The term passive management refers to a portfolio manager that makes investments in an attempt to replicate the returns of a benchmark index. Passive managers do not use research reports when making investment decisions, they follow a pre-defined strategy that involves keeping the fund’s assets in-line with the index they are mirroring.
Also known as index investing, a passive management approach may apply to certain mutual funds and exchange traded funds (ETF). When passively managed, the fund’s objective is to provide investors with a return equal to a market index such as the S&P 500. They do this by rebalancing the stocks in their portfolio to minimize its tracking error. Passive management is the opposite of active management, which is an investment strategy that attempts to outperform a market index.

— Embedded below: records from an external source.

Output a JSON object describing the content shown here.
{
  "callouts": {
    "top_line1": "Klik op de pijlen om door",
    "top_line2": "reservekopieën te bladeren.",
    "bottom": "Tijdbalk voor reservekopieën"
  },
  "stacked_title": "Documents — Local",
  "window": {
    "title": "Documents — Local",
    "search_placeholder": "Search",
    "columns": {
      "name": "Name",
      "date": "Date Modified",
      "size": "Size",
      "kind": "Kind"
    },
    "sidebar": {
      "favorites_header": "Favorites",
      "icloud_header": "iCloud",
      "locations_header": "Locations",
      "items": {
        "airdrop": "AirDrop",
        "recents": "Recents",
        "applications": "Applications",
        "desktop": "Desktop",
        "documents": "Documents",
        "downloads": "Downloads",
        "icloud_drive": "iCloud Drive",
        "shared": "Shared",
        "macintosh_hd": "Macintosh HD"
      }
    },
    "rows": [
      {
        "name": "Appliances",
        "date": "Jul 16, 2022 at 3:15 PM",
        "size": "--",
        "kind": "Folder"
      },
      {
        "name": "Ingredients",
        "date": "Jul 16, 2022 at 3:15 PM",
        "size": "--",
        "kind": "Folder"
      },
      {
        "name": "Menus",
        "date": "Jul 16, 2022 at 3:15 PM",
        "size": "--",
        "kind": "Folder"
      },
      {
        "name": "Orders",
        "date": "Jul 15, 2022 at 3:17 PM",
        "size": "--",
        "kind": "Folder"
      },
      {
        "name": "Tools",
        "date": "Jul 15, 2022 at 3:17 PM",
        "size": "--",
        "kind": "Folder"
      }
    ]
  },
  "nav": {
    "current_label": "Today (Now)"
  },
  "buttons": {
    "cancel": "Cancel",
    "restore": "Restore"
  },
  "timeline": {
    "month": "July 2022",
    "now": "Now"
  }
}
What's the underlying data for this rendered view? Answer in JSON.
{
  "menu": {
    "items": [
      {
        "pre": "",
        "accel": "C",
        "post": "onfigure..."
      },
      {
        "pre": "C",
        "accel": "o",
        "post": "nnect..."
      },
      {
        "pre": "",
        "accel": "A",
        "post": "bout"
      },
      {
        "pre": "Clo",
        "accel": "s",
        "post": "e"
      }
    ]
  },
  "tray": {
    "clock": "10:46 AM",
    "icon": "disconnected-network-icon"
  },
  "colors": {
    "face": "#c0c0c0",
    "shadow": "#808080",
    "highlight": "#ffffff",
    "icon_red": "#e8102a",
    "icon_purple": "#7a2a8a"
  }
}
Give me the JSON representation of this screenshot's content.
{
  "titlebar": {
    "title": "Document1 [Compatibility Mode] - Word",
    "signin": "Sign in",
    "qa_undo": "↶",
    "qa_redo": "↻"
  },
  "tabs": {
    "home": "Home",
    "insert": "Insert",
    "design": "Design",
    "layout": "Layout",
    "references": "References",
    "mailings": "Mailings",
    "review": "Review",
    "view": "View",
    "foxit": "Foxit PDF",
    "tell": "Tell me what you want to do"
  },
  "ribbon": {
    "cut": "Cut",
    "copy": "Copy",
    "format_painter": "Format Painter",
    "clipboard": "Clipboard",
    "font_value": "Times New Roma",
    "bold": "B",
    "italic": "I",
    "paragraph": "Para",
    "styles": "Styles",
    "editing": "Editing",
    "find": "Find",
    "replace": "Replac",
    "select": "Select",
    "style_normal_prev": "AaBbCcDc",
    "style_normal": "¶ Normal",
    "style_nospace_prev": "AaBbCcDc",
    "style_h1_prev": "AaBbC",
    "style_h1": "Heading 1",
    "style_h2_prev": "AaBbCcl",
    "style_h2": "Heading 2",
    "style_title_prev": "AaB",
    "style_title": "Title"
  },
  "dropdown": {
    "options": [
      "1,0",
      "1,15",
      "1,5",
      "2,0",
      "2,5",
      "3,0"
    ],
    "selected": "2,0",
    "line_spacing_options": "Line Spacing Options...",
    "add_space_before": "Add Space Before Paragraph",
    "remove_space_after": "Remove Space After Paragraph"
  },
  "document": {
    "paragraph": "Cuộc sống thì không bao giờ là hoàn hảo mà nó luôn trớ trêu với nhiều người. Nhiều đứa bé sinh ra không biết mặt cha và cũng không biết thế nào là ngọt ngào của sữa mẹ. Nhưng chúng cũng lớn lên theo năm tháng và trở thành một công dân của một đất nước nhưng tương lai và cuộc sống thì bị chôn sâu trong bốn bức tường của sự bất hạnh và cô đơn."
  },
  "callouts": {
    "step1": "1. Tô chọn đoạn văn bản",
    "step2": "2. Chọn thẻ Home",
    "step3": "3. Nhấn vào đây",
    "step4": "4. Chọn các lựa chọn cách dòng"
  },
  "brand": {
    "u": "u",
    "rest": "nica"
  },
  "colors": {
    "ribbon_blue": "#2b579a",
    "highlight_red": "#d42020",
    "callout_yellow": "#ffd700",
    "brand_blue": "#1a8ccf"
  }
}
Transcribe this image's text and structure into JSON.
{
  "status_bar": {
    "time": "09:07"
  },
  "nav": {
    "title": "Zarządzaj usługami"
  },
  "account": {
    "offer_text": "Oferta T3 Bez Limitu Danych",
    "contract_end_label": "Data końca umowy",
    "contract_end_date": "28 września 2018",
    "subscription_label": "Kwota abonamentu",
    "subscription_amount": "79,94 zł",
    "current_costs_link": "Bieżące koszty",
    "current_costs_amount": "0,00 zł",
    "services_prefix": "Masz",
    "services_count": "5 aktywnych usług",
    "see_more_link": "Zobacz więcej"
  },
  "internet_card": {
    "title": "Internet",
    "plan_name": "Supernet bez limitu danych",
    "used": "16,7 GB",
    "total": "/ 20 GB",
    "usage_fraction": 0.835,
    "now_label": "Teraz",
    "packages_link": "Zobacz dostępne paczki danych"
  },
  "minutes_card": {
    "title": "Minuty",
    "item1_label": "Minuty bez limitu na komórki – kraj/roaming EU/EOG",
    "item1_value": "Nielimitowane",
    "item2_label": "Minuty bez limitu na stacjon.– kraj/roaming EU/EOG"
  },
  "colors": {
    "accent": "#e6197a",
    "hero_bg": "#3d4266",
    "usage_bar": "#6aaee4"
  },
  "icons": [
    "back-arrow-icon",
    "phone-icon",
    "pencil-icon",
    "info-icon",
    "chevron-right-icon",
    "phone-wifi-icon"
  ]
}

Passive managers do not use research reports or attempt to “time the market” when making their investments. They follow a pre-defined strategy that replicates the returns of a market index. When executing this strategy, the management team attempts to keep the fund’s transaction costs low.
Individuals that invest in passively managed funds typically believe in the efficient market hypothesis. They do not believe it’s possible to outperform the market over the long-term, since the current price of a stock reflects all known information. Attempting to select undervalued stocks to buy, and overvalued stocks to sell short, is both pointless and inefficient.